Building Community, One Beautiful House At a Time
The Rafterhouse team knows a diamond in the desert when they see one. Founded in 2012 by Austin King and Chris Liles and based in the architecturally-rich Arcadia neighborhood of Phoenix, Rafterhouse has been transforming dated houses into modern mid-century gems ever since. These are uniquely remodeled homes which simultaneously honor the past–antiques and rustic industrial pieces are often seen throughout a project, and a vintage, glass-paneled ‘Pantry’ door has become their trademark look–while looking toward the future. “We have a passion for post-war era ranch homes,” reads their website, “and hate seeing them lose their charm. We strive to build, enhance, and upgrade these homes while staying true to their historical roots and the character and integrity of the neighborhoods they reside in.” Preserving history and salvaging beauty while adding luxurious modern lighting, Carrara marble-topped kitchen islands and fresh new finishes? Sounds like a dream job to us! REstyleSOURCE checked in with Austin King to get more details on the Rafterhouse philosophy and one of their gorgeous finished projects, the sprawling sunlit Rafterhouse Ranch seen in the photos below.
Can you share a bit about this project, and where you drew inspiration from for the overall design? This was an early project for us, and one of our first that was backed by a large remodel budget. We were able to completely transform the space and include specific and intentional detail in every room. Each material was thought out and hand selected by Rafterhouse.
“Our inspiration came from the simple place of trying to design and construct the best home possible.”
Can you tell us about the materials used (esp natural/unique materials, antiques or reclaimed items)? Our Vermont project had a very crisp and clean kitchen that was contrasted by the use of reclaimed barnwood as the exposed truss beam that spanned the room. We picked up the barnwood theme again in the simple detail of the fireplace mantel adjacent to the kitchen. Another unique material in the kitchen/great room is one of our Rafterhouse signature pantry doors. This vintage door was filled with character. We cleaned it up just enough and repurposed it as a pantry door, original hardware and all.
“It’s important that our design have a unique blend of old and new. It’s nice to have that balance between the crisp and fresh feeling of a new material and the rustic and natural feeling of an older material.”

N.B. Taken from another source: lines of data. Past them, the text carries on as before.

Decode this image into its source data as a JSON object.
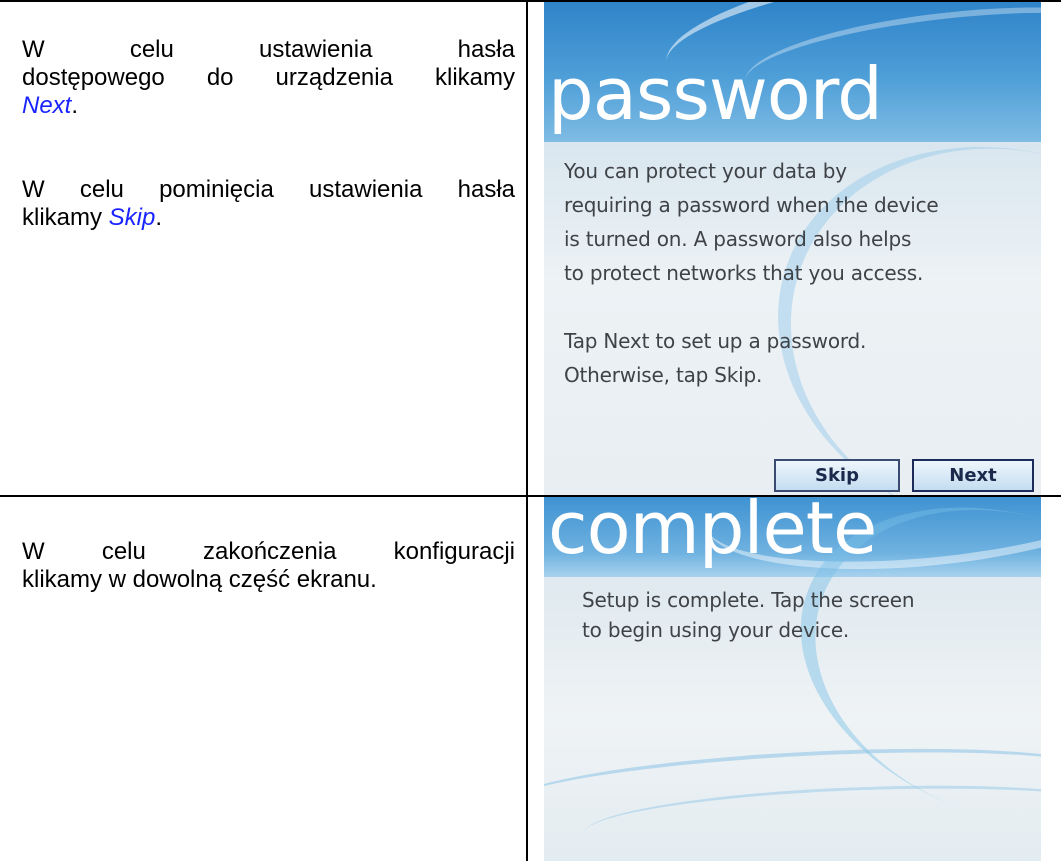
{
  "rows": [
    {
      "instruction": {
        "para1_lines": [
          "W celu ustawienia hasła",
          "dostępowego do urządzenia klikamy"
        ],
        "para1_link": "Next",
        "para1_end": ".",
        "para2_line1": "W celu pominięcia ustawienia hasła",
        "para2_prefix": "klikamy ",
        "para2_link": "Skip",
        "para2_end": "."
      },
      "screen": {
        "title": "password",
        "body_lines": [
          "You can protect your data by",
          "requiring a password when the device",
          "is turned on. A password also helps",
          "to protect networks that you access.",
          "",
          "Tap Next to set up a password.",
          "Otherwise, tap Skip."
        ],
        "buttons": {
          "skip": "Skip",
          "next": "Next"
        }
      }
    },
    {
      "instruction": {
        "lines": [
          "W celu zakończenia konfiguracji",
          "klikamy w dowolną część ekranu."
        ]
      },
      "screen": {
        "title": "complete",
        "body_lines": [
          "Setup is complete. Tap the screen",
          "to begin using your device."
        ]
      }
    }
  ],
  "colors": {
    "link": "#1a24ff",
    "screen_header": "#3b8fd0",
    "screen_text": "#3f4348"
  }
}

Do you have any design tips you would like to share with our readers about how to achieve this look/style? A Rafterhouse project will always have classic and timeless design elements intermixed with shots of unique character and style. If you keep the main elements of your space timeless–flooring, cabinetry, countertops, etc.–you can then use the smaller & more intimate finish materials–such as hardware, light fixtures, plumbing fixtures, unique doors–as accent pieces that will become the talking points for your look or style.
Do you have any particular favorite pieces in this space? The hands-down favorite piece in this home would have to be the vintage carriage doors that flank the entry to the master bathroom. We are constantly on the lookout for unique vintage and antique materials that we can reuse or re-purpose in the next Rafterhouse. We purchased these amazing carriage doors in the fall of 2013 and held on to them for nearly 9 months waiting for the perfect place to use them. The carriage doors are 100 years old and had come off a garage in La Jolla, California. When we saw the entry point to the Vermont Residence master bathroom, we knew we had finally found the perfect place to use them. We cleaned up the doors but left the original paint and hinges on them. It is quite the statement as you peer past the large rustic character of the doors and see a spa-like master bath suite covered in elegant marble.
Did you encounter any design challenges while bringing this space to life? There are always design and construction challenges in this business. Originally we had permitted the kitchen & great room to retain the original 8′ flat ceiling. As we spent more time in the space, however, it just began to not feel grand enough. It was a nice and expansive space, but the ceiling height began to feel like a limiting factor. Late in the framing stages, we decided to halt construction and have the entire roof structure torn off the great room. We then went back to our architect and designed the vaulted ceiling with a decorative, exposed barn wood truss to take to the city for permitting. It was a major design challenge to get past the original ceiling height and ushering the space to a grander feel.